● **Brief**:
Could you please return each line of the data that has the word "title"?

● **Dataset content**:

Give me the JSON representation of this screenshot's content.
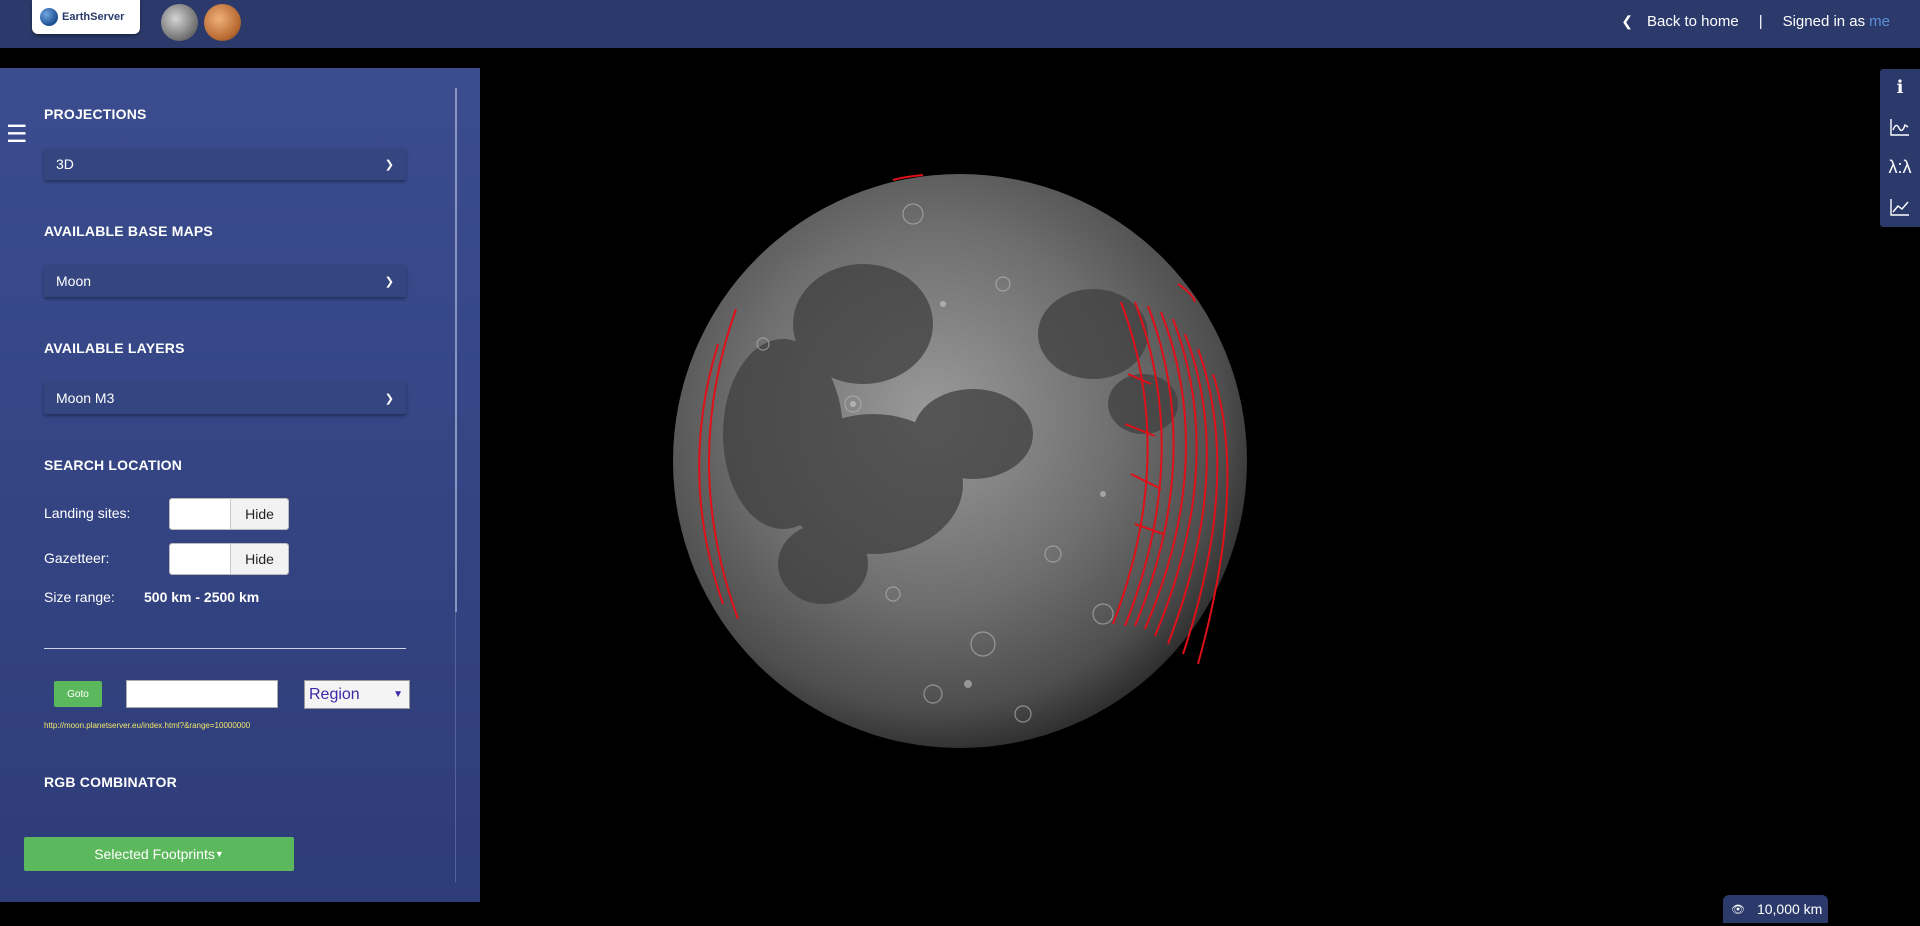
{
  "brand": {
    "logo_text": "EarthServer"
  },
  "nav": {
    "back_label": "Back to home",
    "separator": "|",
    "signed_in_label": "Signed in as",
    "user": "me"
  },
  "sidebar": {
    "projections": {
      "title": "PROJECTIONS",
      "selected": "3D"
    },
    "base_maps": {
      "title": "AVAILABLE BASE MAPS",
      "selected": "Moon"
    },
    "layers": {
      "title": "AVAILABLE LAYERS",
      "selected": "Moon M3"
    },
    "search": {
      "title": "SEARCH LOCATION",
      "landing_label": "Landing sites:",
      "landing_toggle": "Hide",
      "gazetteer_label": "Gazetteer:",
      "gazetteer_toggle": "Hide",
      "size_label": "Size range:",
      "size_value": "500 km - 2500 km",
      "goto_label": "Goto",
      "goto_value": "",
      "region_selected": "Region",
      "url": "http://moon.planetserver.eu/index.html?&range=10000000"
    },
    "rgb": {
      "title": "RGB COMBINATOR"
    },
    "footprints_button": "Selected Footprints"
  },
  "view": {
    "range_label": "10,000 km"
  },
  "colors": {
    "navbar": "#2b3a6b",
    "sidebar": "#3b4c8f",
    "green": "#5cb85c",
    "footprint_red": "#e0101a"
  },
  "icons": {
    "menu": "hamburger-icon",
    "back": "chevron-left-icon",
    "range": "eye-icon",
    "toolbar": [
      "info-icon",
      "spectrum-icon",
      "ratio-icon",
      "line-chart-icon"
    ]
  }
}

● **Answer to this problem**:
      "title": "PROJECTIONS",
      "title": "AVAILABLE BASE MAPS",
      "title": "AVAILABLE LAYERS",
      "title": "SEARCH LOCATION",
      "title": "RGB COMBINATOR"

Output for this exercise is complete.